(Source data)

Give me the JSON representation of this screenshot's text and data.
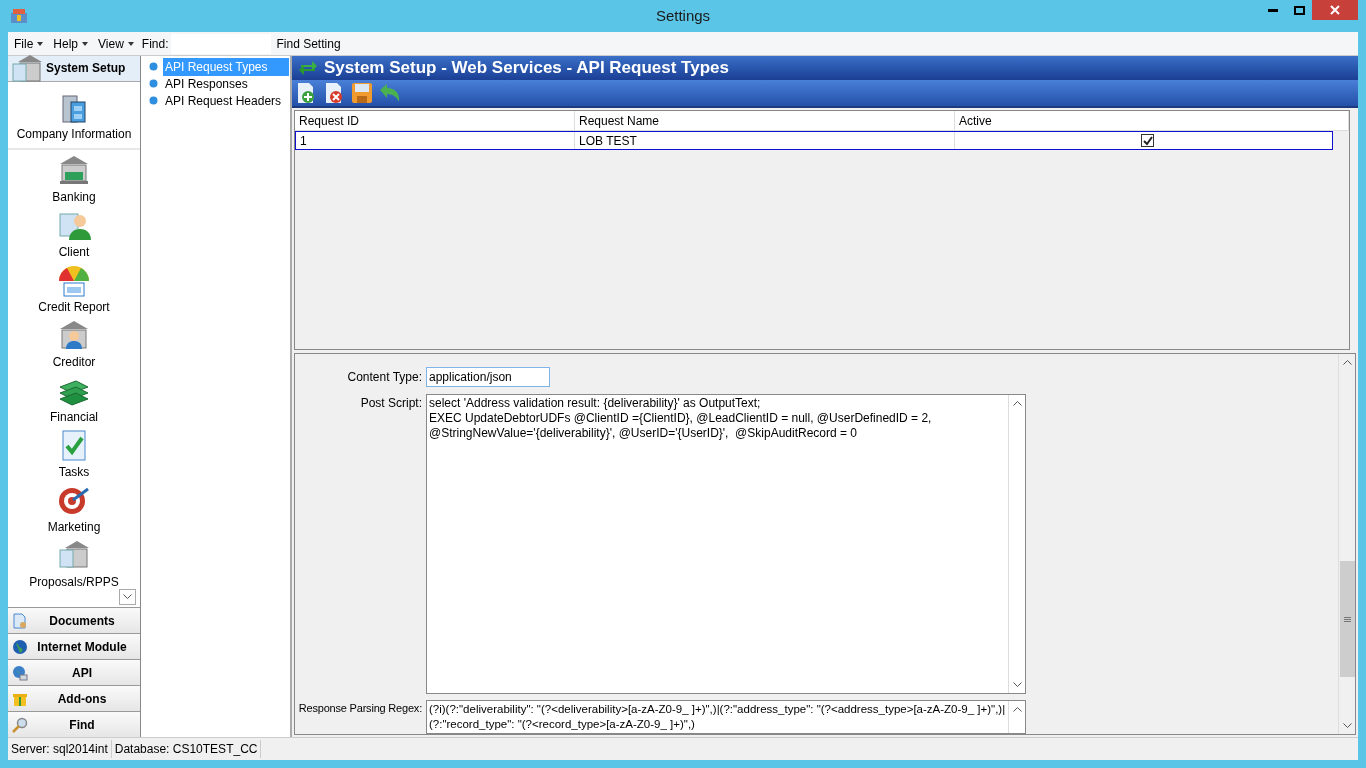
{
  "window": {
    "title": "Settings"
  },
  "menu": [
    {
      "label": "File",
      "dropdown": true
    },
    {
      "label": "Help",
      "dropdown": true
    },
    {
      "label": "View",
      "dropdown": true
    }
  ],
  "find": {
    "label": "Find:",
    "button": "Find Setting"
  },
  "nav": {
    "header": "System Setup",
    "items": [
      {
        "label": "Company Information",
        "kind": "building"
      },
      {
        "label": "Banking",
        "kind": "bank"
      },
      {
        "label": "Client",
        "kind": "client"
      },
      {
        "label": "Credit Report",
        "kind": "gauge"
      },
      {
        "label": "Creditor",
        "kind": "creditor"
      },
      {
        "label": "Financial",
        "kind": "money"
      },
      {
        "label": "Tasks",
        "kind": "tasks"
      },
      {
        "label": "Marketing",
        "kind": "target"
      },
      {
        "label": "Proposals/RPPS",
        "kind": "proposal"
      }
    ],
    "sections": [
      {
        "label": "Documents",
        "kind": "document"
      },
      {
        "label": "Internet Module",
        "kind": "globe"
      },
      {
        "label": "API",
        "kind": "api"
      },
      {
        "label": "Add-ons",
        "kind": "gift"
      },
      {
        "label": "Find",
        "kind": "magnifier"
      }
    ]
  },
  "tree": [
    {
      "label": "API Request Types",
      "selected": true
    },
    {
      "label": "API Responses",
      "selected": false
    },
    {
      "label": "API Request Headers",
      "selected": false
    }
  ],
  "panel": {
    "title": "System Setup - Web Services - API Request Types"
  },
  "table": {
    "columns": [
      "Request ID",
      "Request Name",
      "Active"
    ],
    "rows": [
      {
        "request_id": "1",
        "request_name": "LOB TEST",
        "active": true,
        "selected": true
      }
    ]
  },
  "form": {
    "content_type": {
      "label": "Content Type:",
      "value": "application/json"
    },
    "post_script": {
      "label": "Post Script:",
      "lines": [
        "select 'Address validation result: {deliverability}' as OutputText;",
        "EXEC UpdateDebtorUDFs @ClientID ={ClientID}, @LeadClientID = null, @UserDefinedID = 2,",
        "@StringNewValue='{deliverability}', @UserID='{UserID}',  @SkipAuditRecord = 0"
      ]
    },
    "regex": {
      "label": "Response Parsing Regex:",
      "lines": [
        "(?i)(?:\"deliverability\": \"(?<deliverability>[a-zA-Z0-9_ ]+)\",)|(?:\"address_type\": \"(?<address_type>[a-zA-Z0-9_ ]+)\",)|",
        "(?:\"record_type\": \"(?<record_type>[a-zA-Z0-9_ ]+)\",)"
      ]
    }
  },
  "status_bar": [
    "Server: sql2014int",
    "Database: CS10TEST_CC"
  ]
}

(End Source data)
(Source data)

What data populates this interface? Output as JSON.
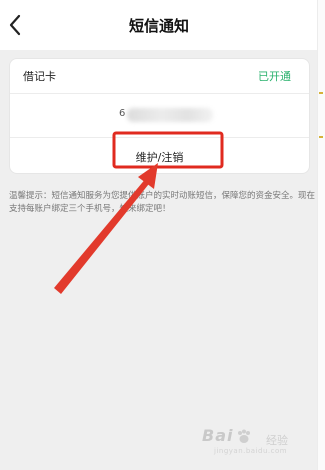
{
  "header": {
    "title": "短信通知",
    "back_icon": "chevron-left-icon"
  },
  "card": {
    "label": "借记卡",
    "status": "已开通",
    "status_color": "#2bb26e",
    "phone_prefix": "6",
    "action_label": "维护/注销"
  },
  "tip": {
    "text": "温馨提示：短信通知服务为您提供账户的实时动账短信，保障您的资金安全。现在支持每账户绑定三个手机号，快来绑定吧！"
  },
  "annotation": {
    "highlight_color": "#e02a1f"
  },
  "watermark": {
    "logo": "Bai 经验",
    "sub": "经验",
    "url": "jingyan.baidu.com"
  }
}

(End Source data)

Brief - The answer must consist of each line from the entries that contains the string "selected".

Solved problem -
      "selected": true
      "selected": false
      "selected": false
        "selected": true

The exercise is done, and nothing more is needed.